Eleven-year-old Jack Walkey concentrates on the eight floating colourful orbs on the large computer screen in front of him. A few of them flash quickly from yellow to orange and back again, then bounce around the screen – all the while the young boy’s eyes barely flinch.
Walkey stays focused, trying his hardest to ensure he keeps track of which balls change colour.
This is Neurotracker, a piece of software being used by researchers at the University of Victoria to better understand concussions in kids, which will hopefully lead to standardizing diagnoses and treatment of brain injuries, especially for children playing contact sports.
Brian Christie, director of UVic’s neuroscience graduate program, and fellow researchers across Canada are using the software to test young hockey players pre- and post-concussion.
“Any time they get a concussion, their ability to perform the game drops dramatically, almost in half, and as they return from the concussion we can see their speed following the balls come back,” Christie said. “It actually gives us a sort of return-to-play guideline.”
Christie and other researchers were recently awarded $1.4 million over five years from the Canadian Institutes of Health Research for this study, which aims to standardize concussion data across the country to better understand symptoms and long-term effects.
This will give parents, players and coaches clearer information to make better decisions around treatment and when a child is safe to get back in the game.
“Before returning to play, we put them through the program again and it gives us, as parents, a greater level of comfort after our children have received a blow to the head,” said Frank Stanley with the Victoria Racquet Club.
Some 200 kids aged 6 to 17 from the Racquet Club have been tested using Neurotracker.
“We’ve had a couple (13- and 14-year-old) hockey players who have used this after receiving a concussion. It has been very practical in their return to play protocol,” Stanley said. “Even the players themselves are becoming more aware of the impact concussions can have on their playing careers and their enjoyment of the game.”
“For a long time … we looked at players who suffered concussions as not really having an injury, and now we’re recognizing that these are probably the most severe injuries that players can sustain,” Stanley said.
Dr. Chand Teneja, a pediatric clinical neuropsychologist, says this study is groundbreaking, as there isn’t much research into concussions on youth.
“The majority of kids who do hit their head are not even going to the emergency room. Maybe the parents find symptoms a few days later: vomiting, dizziness or nausea. Oftentimes they go straight back to school and haven’t been diagnosed,” Teneja said. “You do want to take care of those physical symptoms, but there could be other symptoms: cognitive problems and processing speeds are not as noticeable.”
Last week young hockey players at Toronto Maple Leaf Ryan O’Byrne’s charity hockey camp participated in the program, too. O’Byrne, a Victoria native, said partnering with Christie was a no-brainer.
“Raising this awareness and doing baseline testing at my camp has been a great success,” he said.
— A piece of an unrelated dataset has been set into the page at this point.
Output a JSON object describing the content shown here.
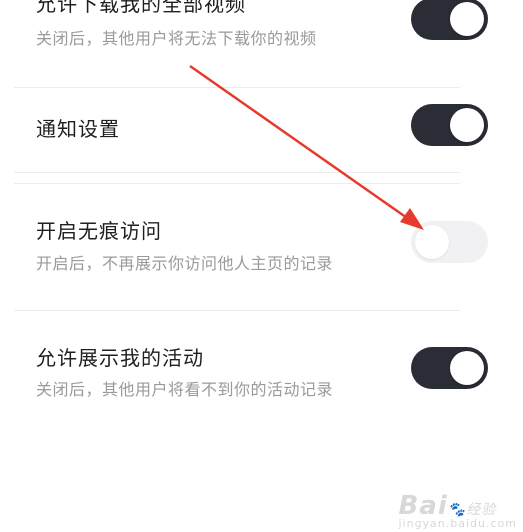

O’Byrne said he feels the pressures in his career, especially in his role as an intimidating defenceman, to get back on the ice as soon as possible following a head injury.
“I’ve done similar concussion programs with respective NHL teams in the past, nothing quite as advanced as Dr. Christie’s,” O’Byrne said. “Concussions are an injury that you can’t see. It’s difficult for people to sometimes sympathize with you. They ask ‘What’s wrong? Why aren’t you playing?’”
Stanley says it’s a step in the right direction that parents and players are becoming more aware of concussions as an injury.
“Sidney Crosby’s concussion (in 2011) was a turning point,” he said. “He sat out almost an entire season, which shone a spotlight on just how important it is to understand concussions, and understand when children can return to play.”